Written by Alan Ayckbourn
Directed by Jenn Thompson
Starring Mark Alhadeff, Eve Bianco, Sean Dougherty, Cynthia Harris, Larry Keith, Margaret Nichols, Scott Shafer, Ashley West
Performances from October 5 to November 8, 2008
410 West 42nd Street
Alan Ayckbourn’s plays are so intricately structured that it doesn’t do them justice to call them comedies or–nodding to this play’s somewhat facetious title–farces.

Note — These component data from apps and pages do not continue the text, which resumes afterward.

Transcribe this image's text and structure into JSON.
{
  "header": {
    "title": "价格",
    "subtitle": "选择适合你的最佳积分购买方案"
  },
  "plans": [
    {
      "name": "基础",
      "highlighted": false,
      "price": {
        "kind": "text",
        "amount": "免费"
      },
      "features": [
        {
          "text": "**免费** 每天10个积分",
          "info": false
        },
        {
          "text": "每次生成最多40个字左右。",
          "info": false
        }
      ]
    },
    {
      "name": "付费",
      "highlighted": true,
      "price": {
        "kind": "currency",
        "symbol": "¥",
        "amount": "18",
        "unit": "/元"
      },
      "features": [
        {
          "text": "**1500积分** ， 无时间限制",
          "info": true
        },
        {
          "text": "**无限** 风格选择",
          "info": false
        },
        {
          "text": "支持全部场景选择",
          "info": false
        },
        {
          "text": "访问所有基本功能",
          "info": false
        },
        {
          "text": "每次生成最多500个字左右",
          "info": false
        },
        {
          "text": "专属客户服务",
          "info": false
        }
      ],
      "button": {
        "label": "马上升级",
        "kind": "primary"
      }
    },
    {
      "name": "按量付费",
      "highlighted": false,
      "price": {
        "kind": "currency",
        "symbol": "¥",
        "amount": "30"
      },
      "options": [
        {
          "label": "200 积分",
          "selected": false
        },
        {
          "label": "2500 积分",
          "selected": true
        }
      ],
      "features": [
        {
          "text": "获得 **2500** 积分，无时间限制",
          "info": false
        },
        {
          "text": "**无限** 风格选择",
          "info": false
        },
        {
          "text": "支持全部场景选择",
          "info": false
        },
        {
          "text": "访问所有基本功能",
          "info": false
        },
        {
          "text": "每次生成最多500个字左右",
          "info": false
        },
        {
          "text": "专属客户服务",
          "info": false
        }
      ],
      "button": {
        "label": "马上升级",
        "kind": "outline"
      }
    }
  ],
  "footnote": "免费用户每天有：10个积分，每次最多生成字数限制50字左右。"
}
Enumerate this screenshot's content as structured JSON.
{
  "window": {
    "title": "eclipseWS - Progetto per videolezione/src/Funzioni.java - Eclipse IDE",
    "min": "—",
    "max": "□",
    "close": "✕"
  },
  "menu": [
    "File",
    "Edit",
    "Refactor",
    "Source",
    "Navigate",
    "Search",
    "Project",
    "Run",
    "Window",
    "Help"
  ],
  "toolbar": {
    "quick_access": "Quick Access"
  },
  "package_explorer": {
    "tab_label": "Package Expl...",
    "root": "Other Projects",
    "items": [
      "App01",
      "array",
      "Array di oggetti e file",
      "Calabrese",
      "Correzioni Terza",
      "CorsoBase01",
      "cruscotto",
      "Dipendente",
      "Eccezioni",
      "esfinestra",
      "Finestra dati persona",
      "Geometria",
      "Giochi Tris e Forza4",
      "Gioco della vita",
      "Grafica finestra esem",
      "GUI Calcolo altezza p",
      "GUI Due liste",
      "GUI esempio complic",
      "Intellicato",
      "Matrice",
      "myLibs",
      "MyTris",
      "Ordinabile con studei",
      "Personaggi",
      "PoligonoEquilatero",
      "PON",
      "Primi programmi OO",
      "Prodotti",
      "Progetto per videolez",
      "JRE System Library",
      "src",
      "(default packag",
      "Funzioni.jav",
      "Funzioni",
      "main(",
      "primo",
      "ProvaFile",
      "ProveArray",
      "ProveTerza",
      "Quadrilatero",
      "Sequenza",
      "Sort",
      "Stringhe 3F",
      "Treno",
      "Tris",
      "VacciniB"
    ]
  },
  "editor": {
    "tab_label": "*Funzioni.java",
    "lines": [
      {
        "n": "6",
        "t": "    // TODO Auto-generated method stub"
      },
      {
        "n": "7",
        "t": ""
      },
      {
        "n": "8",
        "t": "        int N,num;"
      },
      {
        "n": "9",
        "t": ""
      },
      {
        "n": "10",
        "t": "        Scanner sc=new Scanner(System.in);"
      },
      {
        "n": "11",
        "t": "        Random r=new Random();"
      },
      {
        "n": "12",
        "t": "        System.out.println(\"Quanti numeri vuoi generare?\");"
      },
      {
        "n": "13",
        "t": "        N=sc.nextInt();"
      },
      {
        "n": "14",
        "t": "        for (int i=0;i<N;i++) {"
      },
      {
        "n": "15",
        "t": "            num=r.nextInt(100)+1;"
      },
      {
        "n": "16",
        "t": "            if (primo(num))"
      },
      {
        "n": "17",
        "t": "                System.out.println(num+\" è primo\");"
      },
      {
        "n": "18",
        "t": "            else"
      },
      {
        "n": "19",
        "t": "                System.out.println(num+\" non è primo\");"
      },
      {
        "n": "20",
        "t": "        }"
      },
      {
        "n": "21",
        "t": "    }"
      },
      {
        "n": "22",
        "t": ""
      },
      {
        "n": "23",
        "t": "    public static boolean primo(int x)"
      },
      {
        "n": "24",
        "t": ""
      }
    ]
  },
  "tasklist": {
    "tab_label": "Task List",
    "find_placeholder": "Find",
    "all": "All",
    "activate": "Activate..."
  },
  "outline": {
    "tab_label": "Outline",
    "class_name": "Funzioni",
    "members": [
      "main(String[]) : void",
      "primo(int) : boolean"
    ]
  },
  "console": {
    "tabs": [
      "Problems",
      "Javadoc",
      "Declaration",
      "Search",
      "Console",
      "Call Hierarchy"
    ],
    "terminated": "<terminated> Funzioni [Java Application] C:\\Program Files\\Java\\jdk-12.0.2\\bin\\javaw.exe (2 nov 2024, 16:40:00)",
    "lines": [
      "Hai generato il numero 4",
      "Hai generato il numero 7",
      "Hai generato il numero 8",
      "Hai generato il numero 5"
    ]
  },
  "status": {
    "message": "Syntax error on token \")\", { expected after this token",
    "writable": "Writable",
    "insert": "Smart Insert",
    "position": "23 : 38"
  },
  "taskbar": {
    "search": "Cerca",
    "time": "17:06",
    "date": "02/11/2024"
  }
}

Ayckbourn obeys farce’s rules of broad comedy and normal people thrust into abnormal situations, yet goes so far past the physical comedy in which farce best percolates that he leaves such inapt signifiers behind.
Bedroom Farce is simply one of Ayckbourn’s most deeply funny yet melancholic plays: four married couples who have been together from a few years to several decades play out, in the course of one night, the usual misunderstandings that are part of any long-term relationship: Malcolm and Kate hold a housewarming party, which both Trevor and Susannah and Trevor’s former girlfriend Jan, attend (Jan’s husband, Nick, stays home with a bad back). Meanwhile, Trevor’s parents Ernest and Delia celebrate their anniversary with a dinner at their favorite restaurant (as Delia says, “We’re regulars–we go there every year.”)
Ayckbourn places the action in three couples’ bedrooms: Malcolm and Kate’s, on whose bed the party guests’ coats pile up; Nick and Jan’s, in whose bed Nick is laid up; and Ernest and Delia’s, where the anniversary couple celebrates in bed by snacking on pilchards on toast (they’re out of sardines). We never see the bedroom of Trevor and Susannah, catalysts for the evening’s fractious action as their rapidly unraveling marriage impacts both the other couples and what goes on in those bedrooms.
Even after regular visits to Ayckbourn country–most recently in 2007's “Brits Off-Broadway” festival’s first New York staging of the eight interlocking plays titled Intimate Exchanges–I’m still astounded by the playwright’s mathematical precision, emotional complexity and biting satire. As usual, Bedroom Farce has its gimmick (the action unfolds nearly simultaneously in the three onstage bedrooms), but Ayckbourn transforms it into the very heart of his play. Ayckbourn’s genius is hiding his true intent by first concentrating on his plot’s intricacies, which gradually reveal a profound, hilarious character study with far more insight into human behavior than any ordinary farce.
The Actors Company Theatre’s current production puts to rest any worries about American actors in a small off-Broadway company tackling Ayckbourn’s quintessentially British works. Jenn Thompson’s crisply-paced staging gives us the full measure of Ayckbourn’s comic travails that are tinged with tragedy, all played out on Robin Vest’s nicely detailed set.
The four pairs of actors are exemplary, both singly and together. The standout, however, is Margaret Nichols’ wonderfully subtle portrait of Jan, a woman caught amidst her past, present and (possible) future. Nichols never loses our sympathy even while Jan is succumbing to Trevor while vulnerable from her bed-ridden husband’s crankiness. Nichols’ acting stands comparison with other stand-out Ayckbourn interpreters, like Janie Dee in Comic Potential and Bill Champion and Claudia Elmhirst in Intimate Exchanges, which is rarefied company indeed.
originally posted on timessquare.com